Dubai Duty Free (DDF) has picked Abu Dhabi Commercial Bank, Emirates NBD, and Standard Chartered to arrange a $750 million loan to fund the company’s expansion at the world’s second-busiest airport and improve its capital structure. DDF’s new dollar-denominated transaction will be priced at 225 basis points (bps) over the London interbank offered rate (Libor). This is 25 bps inside the revised pricing on the dollar tranche of the previous loan. No lifespan for the facility, which will be arranged. The loan is structured so that banks can commit to either a conventional tranche or one compliant with Islamic principles.

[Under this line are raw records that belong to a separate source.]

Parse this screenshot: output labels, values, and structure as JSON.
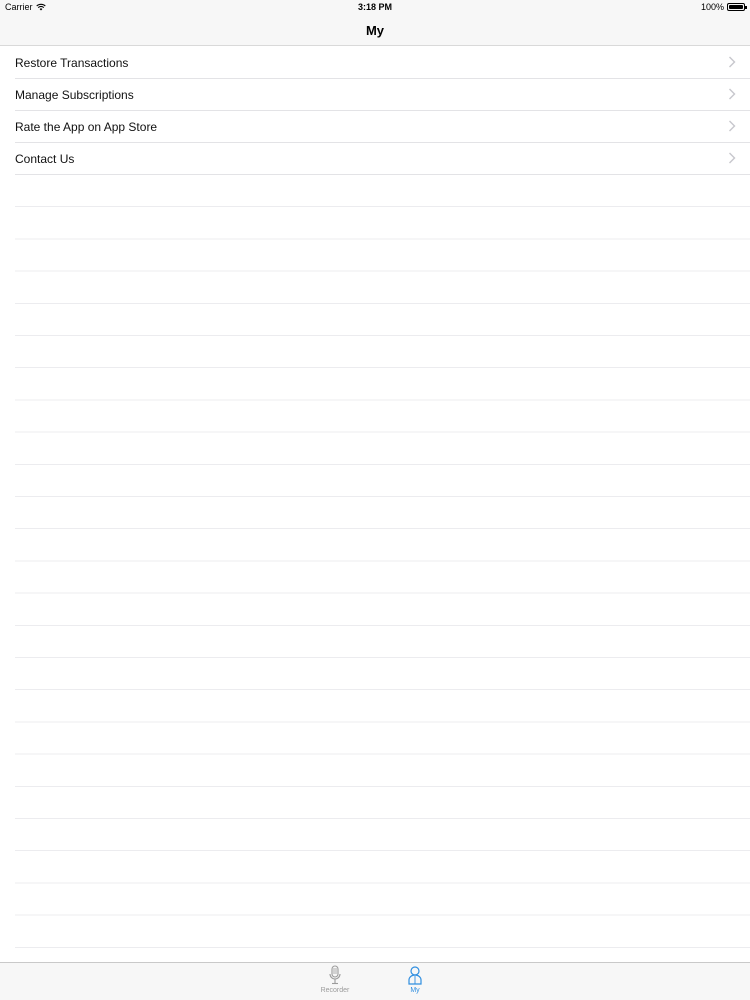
{
  "status_bar": {
    "carrier": "Carrier",
    "time": "3:18 PM",
    "battery": "100%"
  },
  "nav": {
    "title": "My"
  },
  "menu": {
    "items": [
      {
        "label": "Restore Transactions",
        "icon": "chevron-right-icon"
      },
      {
        "label": "Manage Subscriptions",
        "icon": "chevron-right-icon"
      },
      {
        "label": "Rate the App on App Store",
        "icon": "chevron-right-icon"
      },
      {
        "label": "Contact Us",
        "icon": "chevron-right-icon"
      }
    ]
  },
  "tab_bar": {
    "tabs": [
      {
        "label": "Recorder",
        "icon": "microphone-icon",
        "selected": false
      },
      {
        "label": "My",
        "icon": "person-icon",
        "selected": true
      }
    ],
    "active_color": "#2f8ee0",
    "inactive_color": "#9b9b9b"
  }
}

Although Islamic banking in still its infancy in sub-Saharan Africa, it is heading for its breakthrough. By the end of this decade it’s quite possible that banking complying with Shariah law could grow to account for up to 10 per cent of banking assets in five or six sub-Saharan African countries, including Kenya and Nigeria. With the first licenses granted in Kenya just 5 to 6 years ago, that would make Africa’s leap into Islamic banking much faster than markets such as Pakistan and Indonesia, where Islamic financial services have been available for longer. Standard Chartered sees Africa as the next frontier for the industry. That’s why the company will be launching its Islamic banking brand, Saadiq, in Kenya shortly, with plans to expand into other countries in both East and West Africa in the future.
Ahmad Hamad Algosaibi & Brothers plans to make a new offer on US$7.2 billion of debt to creditors as it seeks to bounce back from the Middle East's biggest corporate default. The Saudi Arabian company, which runs a bottling plant for PepsiCo Inc. (PEP) products in the kingdom and has interests ranging from finance to shipping, will propose the new deal in the coming months, according to its Chief Executive Officer Simon Charlton. Creditors rejected a proposal from Algosaibi four years ago. The new debt proposal will include some upfront payments and those spread over a longer time. However, terms of the revised deal are likely to be less favorable than the initial offer. Charlton said Algosaibi plans to borrow from local and international banks once the restructuring is resolved.